An opinion is requested concerning the continuing viability of Opinion No. 141 in light of the requirements of Georgia’s campaign disclosure laws as set forth in the Ethics in Government Act, O.C.G.A. §§ 21-5-1, et seq. In substance, this act requires that all campaign contributions in excess of $101.00 be reported to specified state election officials and permanently maintained for public inspection in the office of the Secretary of State.
These provisions are not addressed in Opinion No. 141 (October 25, 1989) wherein the Commission quoted pertinent provisions from Canon  of the  Code of Judicial Conduct and concluded:
From this it follows that a Judge is not prohibited from making a private personal financial contribution to a candidate for political office in a partisan race so long as it is done in such a way as not to constitute, or appear to be, a public endorsement of the candidate. However, a judge can make no contribution, either in cash or in kind, which might give the appearance of a public endorsement in violation of the prohibition of the Canon.
The issue thus presented may be succinctly stated as follows:

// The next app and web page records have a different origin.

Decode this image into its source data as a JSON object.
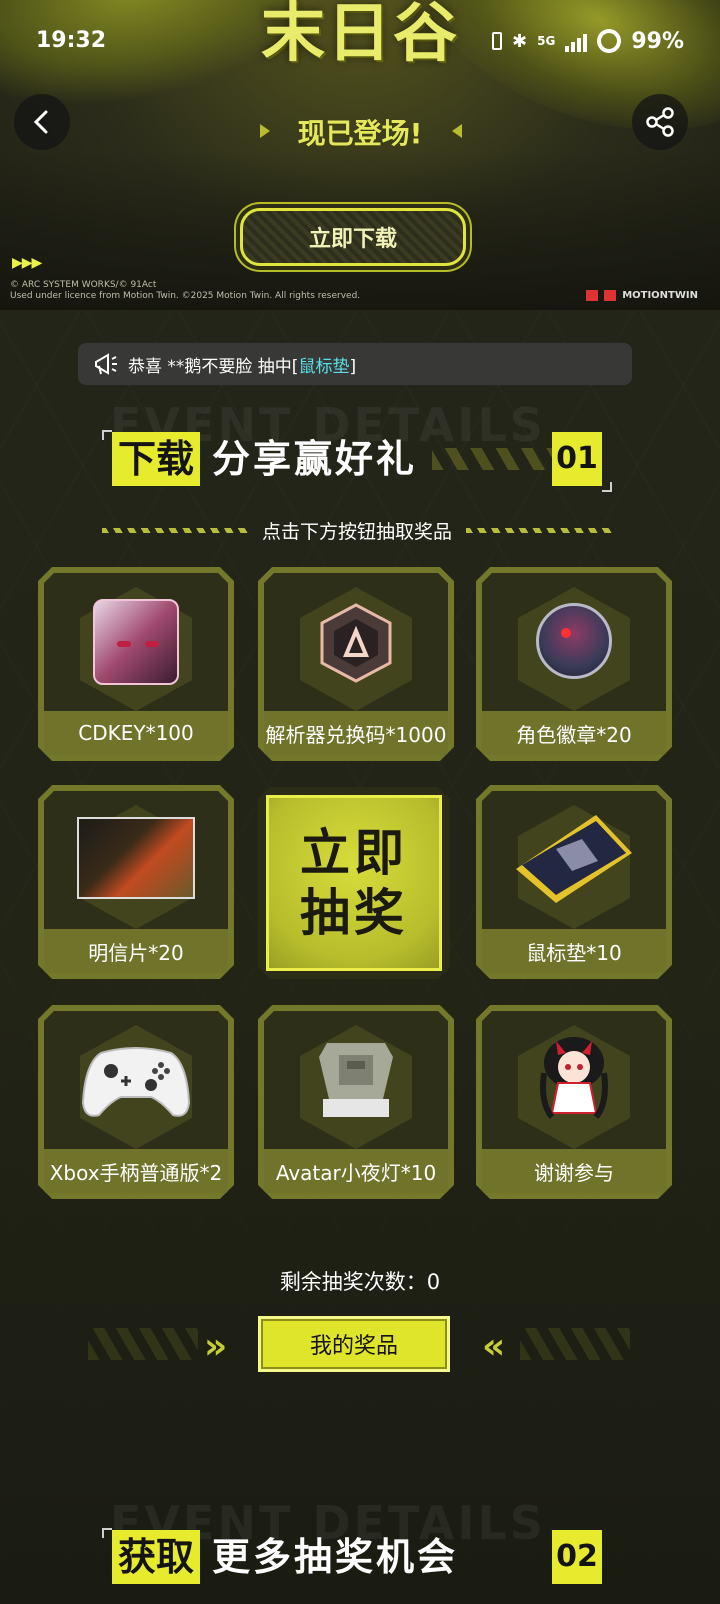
{
  "status_bar": {
    "time": "19:32",
    "signal": "5G",
    "battery": "99%"
  },
  "banner": {
    "logo_text": "末日谷",
    "subtitle": "现已登场!",
    "download_label": "立即下载",
    "copyright_line1": "© ARC SYSTEM WORKS/© 91Act",
    "copyright_line2": "Used under licence from Motion Twin. ©2025 Motion Twin. All rights reserved.",
    "partner_logo": "MOTIONTWIN"
  },
  "notice": {
    "prefix": "恭喜 **鹅不要脸 抽中[",
    "prize": "鼠标垫",
    "suffix": "]"
  },
  "section1": {
    "label": "下载",
    "title": "分享赢好礼",
    "number": "01",
    "bg_text": "EVENT DETAILS",
    "hint": "点击下方按钮抽取奖品"
  },
  "prizes": [
    {
      "label": "CDKEY*100",
      "icon": "character-avatar-icon"
    },
    {
      "label": "解析器兑换码*1000",
      "icon": "analyzer-cube-icon"
    },
    {
      "label": "角色徽章*20",
      "icon": "character-badge-icon"
    },
    {
      "label": "明信片*20",
      "icon": "postcard-icon"
    },
    {
      "label": "鼠标垫*10",
      "icon": "mousepad-icon"
    },
    {
      "label": "Xbox手柄普通版*2",
      "icon": "controller-icon"
    },
    {
      "label": "Avatar小夜灯*10",
      "icon": "night-lamp-icon"
    },
    {
      "label": "谢谢参与",
      "icon": "mascot-girl-icon"
    }
  ],
  "draw_button": {
    "line1": "立即",
    "line2": "抽奖"
  },
  "remaining": "剩余抽奖次数：0",
  "my_prizes_label": "我的奖品",
  "section2": {
    "label": "获取",
    "title": "更多抽奖机会",
    "number": "02",
    "bg_text": "EVENT DETAILS"
  },
  "colors": {
    "accent": "#e6ec2d",
    "card": "#74782a",
    "highlight": "#57e0e8"
  }
}
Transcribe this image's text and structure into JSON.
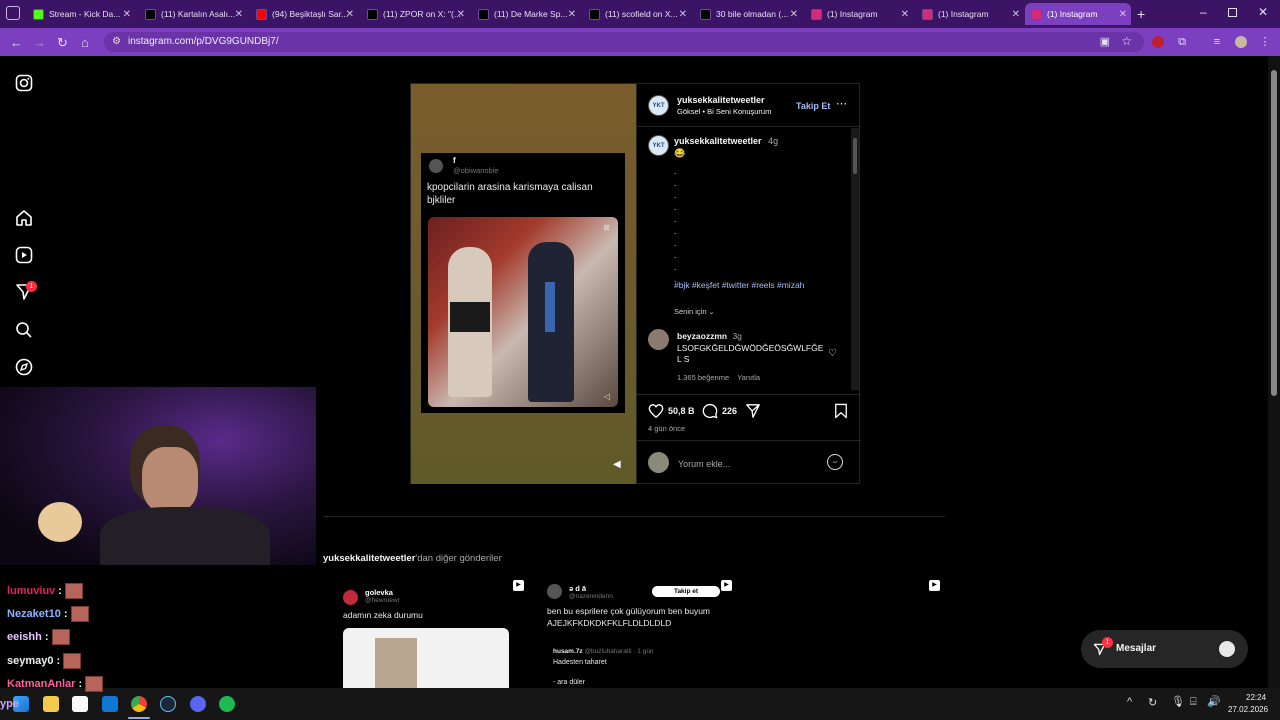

Does a private, personal political contribution by a judge of a sum which is statutorily required to be publicly disclosed constitute a “public endorsement of a candidate” prohibited by Rule 4.1(A)(2)?
Although the Commentary to this Canon specifically provides that “a candidate does not publicly endorse another candidate for public office by having his or her name on the same ticket,” the phrase “public endorsement” is nowhere defined in the Code of Judicial Conduct. Nevertheless, it is the opinion of the Commission that the mere listing of a judge’s contribution on a campaign disclosure report, which is statutorily required to be maintained for public inspection, does not, in and of itself, constitute a prohibited “public endorsement,” however that term might be defined.
Individuals, including judges, make political contributions for varied reasons. It is not uncommon for an individual to contribute to several different candidates seeking the same office and often in identical amounts. Thus, the mere making of a campaign contribution, standing alone, may or may not signify an endorsement of a particular candidate, and unless the individual contributor does some additional act which publicly demonstrates his or her support for a candidate to a whom a contribution might have been made, it cannot be said that the contributor has “publicly endorsed” a particular candidate.
Moreover, in promulgating the 1984 amendments to the Code of Judicial Conduct, the Supreme Court substantially enlarged permissible political activities for judges and specifically eliminated the prior prohibition against judges making a contribution to a political candidate. The fact that subsequent legislation now requires contributions in excess of a certain amount to be maintained for public inspection does not alter the fact that such contributions have been specifically authorized by the Supreme Court of this State since 1984. Neither does such statutorily mandated disclosure rise to the level of personal public involvement obviously contemplated by the original drafters of the Code in prohibiting “public endorsements” by judges. [Illustrative examples of such personal public involvement are delineated in questions (2) – (8) of Opinion No. 147 (July 20, 1990).]
[Pertinent Code of Judicial Conduct provisions: Rule 4.1. Cross reference to other relevant opinions for review: #141, #147, #203.]